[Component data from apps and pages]
====
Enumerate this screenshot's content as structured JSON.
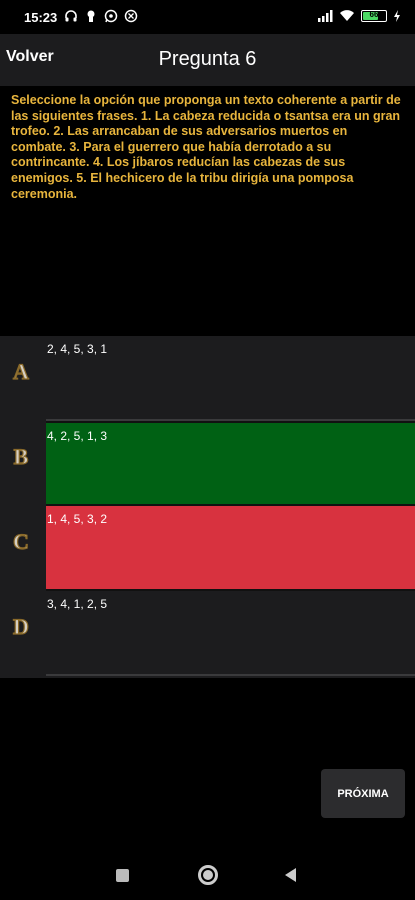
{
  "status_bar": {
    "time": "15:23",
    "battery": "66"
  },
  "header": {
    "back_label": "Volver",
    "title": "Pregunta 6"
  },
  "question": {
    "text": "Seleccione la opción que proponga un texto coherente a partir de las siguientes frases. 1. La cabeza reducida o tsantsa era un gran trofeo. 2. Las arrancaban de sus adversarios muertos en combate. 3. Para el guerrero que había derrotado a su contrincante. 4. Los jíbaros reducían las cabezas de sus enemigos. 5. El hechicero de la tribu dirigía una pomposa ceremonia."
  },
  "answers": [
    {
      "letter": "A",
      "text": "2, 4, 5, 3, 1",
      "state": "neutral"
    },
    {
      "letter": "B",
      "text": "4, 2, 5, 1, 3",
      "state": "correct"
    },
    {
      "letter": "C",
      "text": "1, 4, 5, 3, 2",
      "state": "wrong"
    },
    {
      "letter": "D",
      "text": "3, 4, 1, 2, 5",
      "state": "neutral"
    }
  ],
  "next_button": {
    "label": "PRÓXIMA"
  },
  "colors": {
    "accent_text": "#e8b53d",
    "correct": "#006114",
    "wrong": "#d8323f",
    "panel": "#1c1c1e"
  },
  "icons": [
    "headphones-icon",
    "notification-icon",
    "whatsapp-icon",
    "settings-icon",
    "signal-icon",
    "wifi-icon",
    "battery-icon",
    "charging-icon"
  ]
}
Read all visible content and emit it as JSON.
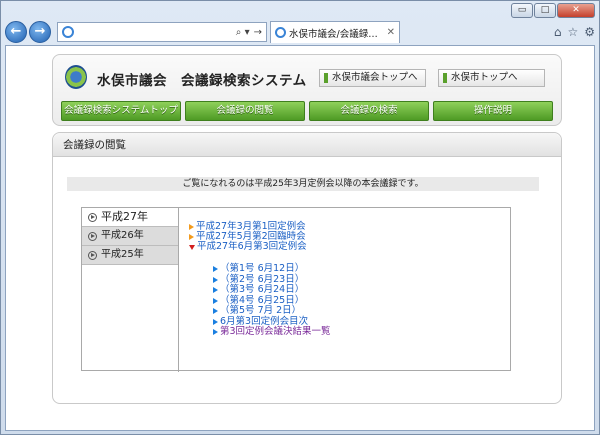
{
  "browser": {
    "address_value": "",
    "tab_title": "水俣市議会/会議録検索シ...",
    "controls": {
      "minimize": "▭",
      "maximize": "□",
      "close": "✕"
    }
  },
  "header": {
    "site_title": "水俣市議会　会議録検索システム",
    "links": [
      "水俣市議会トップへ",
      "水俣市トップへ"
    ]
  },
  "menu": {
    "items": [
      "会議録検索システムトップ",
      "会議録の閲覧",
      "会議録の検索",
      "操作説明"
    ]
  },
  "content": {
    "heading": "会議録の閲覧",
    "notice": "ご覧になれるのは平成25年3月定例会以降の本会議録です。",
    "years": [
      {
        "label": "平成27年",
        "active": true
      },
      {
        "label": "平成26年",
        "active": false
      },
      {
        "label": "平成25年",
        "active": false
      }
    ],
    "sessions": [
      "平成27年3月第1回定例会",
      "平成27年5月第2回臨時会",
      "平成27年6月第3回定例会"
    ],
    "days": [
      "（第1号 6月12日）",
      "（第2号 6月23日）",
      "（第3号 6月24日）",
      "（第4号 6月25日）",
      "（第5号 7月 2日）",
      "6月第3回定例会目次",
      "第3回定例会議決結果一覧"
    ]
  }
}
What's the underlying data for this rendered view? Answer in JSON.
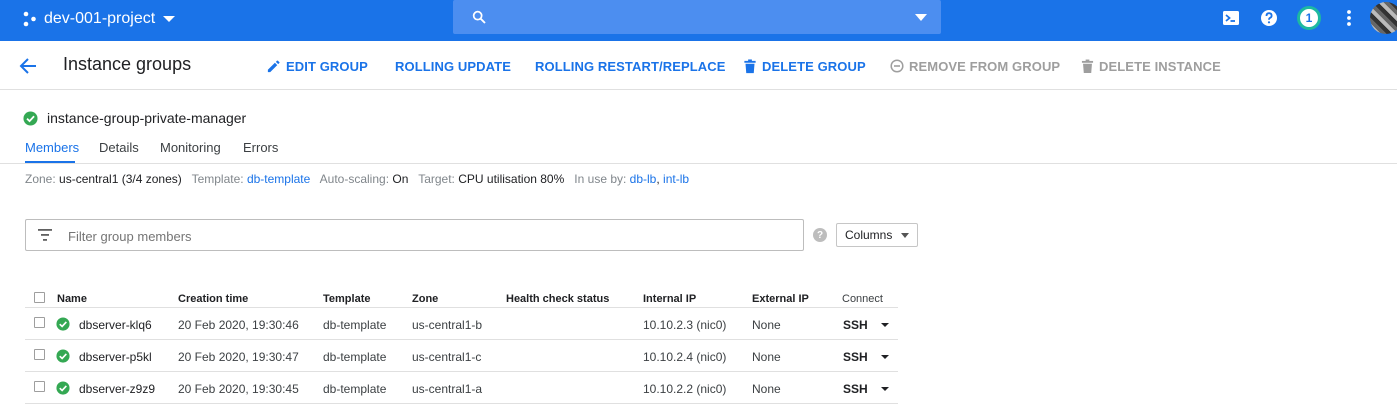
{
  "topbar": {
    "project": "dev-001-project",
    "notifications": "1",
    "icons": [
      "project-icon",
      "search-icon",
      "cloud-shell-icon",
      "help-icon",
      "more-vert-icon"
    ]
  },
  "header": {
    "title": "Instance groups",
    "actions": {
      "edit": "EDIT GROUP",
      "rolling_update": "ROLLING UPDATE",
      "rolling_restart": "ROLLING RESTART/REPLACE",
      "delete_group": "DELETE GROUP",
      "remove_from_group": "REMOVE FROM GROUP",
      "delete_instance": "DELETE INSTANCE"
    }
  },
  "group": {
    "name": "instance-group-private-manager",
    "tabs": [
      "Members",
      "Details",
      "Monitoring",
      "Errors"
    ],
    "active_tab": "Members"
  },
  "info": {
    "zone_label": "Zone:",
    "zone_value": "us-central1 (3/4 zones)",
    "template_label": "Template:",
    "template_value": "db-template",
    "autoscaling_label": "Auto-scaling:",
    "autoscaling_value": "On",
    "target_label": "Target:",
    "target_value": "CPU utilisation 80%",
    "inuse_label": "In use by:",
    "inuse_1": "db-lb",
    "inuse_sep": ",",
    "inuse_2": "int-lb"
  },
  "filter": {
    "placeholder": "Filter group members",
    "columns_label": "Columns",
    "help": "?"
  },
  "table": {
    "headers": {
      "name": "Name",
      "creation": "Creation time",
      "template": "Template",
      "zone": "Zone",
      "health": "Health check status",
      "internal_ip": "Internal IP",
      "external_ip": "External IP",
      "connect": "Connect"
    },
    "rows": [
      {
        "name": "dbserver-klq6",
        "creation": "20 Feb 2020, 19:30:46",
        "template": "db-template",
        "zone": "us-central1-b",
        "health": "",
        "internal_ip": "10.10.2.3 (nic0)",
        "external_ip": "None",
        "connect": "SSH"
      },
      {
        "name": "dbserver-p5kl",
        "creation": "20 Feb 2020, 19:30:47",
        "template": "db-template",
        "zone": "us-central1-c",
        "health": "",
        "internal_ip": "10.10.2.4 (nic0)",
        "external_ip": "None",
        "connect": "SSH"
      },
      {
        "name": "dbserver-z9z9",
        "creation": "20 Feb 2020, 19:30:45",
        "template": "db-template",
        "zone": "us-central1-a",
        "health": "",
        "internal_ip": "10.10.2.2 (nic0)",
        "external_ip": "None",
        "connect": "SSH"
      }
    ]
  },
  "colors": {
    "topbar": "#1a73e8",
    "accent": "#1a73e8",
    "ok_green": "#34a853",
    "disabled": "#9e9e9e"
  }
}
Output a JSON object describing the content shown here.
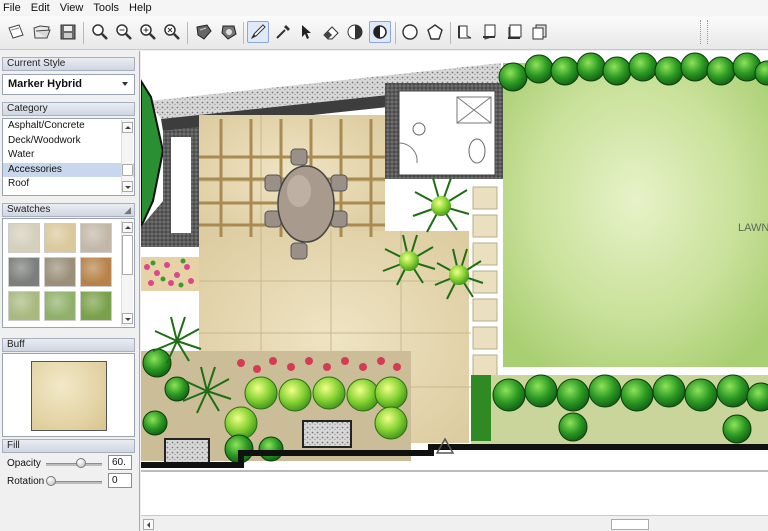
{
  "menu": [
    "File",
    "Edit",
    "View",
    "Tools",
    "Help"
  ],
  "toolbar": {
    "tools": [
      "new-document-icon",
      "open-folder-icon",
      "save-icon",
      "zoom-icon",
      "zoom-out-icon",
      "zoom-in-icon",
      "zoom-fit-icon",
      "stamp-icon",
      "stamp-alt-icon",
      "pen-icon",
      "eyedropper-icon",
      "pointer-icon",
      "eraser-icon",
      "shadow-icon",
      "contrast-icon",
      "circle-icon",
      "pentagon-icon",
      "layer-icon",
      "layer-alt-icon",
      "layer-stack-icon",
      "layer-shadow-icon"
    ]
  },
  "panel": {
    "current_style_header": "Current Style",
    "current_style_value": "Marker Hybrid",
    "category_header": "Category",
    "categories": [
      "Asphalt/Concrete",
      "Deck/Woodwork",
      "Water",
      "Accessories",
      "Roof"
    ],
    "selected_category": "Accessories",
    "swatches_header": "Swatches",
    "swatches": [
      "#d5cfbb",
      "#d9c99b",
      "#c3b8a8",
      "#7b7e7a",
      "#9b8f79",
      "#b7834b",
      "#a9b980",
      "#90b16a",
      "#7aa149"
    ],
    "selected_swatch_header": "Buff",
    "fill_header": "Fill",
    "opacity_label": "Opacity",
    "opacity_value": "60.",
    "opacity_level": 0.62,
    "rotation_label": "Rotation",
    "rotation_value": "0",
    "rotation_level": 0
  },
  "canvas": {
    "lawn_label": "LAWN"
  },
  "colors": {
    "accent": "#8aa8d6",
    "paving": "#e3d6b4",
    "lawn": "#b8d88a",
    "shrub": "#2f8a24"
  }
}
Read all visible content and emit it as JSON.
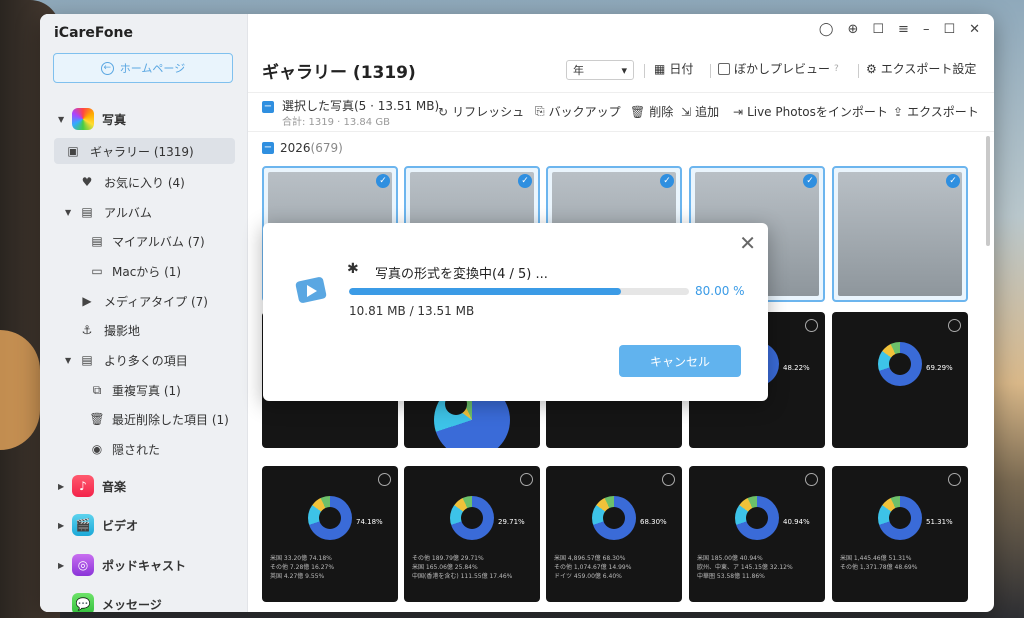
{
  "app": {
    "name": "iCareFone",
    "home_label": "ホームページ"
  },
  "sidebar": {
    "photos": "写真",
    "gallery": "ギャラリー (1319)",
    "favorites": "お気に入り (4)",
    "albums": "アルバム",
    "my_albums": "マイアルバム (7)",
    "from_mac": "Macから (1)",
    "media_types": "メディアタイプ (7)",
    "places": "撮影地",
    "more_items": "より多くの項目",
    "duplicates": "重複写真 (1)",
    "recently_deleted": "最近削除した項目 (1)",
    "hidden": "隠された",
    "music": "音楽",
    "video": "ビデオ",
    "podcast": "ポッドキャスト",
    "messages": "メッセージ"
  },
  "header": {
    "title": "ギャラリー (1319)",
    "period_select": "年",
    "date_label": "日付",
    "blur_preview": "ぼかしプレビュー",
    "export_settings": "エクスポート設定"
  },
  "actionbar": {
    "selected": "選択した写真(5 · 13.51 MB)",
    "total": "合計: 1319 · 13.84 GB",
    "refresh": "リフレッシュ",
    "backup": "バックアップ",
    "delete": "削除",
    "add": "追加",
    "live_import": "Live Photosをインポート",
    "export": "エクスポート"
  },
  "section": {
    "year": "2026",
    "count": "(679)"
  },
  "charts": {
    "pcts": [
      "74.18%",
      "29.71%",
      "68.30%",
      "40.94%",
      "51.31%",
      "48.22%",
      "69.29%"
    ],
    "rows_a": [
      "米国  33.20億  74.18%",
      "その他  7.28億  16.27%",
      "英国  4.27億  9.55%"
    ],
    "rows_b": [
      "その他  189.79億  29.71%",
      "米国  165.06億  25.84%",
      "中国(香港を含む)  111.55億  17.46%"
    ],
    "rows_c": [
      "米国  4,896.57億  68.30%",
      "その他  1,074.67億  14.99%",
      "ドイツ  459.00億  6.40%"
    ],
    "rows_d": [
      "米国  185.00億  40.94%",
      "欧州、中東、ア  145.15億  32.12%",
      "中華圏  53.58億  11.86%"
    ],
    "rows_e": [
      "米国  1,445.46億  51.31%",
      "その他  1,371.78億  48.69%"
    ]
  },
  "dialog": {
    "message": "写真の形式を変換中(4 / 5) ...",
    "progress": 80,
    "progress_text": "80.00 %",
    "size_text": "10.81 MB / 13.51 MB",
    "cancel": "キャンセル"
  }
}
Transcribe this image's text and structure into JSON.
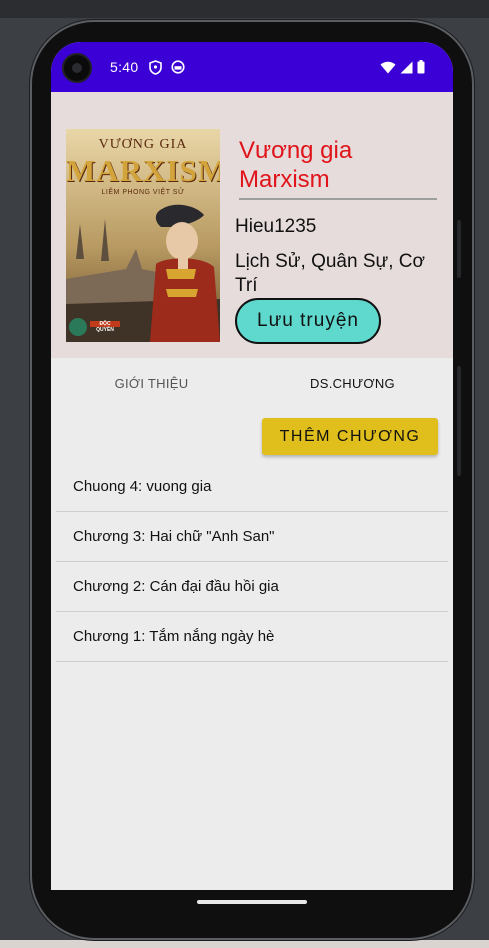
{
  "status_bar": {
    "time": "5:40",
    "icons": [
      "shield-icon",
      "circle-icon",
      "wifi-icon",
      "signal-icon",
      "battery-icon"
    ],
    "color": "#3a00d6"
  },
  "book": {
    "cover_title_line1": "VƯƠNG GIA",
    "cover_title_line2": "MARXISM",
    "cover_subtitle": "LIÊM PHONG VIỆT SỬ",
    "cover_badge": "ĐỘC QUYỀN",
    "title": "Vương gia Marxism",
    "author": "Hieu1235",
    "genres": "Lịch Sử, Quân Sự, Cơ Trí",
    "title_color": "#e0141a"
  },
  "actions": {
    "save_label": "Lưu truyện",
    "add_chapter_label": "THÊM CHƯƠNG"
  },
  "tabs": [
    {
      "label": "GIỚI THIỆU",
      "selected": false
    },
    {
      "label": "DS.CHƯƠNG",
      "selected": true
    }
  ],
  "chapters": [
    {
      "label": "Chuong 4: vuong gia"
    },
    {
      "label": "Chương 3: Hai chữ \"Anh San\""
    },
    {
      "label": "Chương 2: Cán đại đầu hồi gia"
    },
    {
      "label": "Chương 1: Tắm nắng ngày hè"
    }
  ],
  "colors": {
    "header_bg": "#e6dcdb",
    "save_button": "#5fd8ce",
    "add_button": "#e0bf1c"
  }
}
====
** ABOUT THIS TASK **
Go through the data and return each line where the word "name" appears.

** EXPECTED OUTPUT **
    "name": "instance-group-private-manager",
      "name": "Name",
        "name": "dbserver-klq6",
        "name": "dbserver-p5kl",
        "name": "dbserver-z9z9",
    "name": "iCareFone",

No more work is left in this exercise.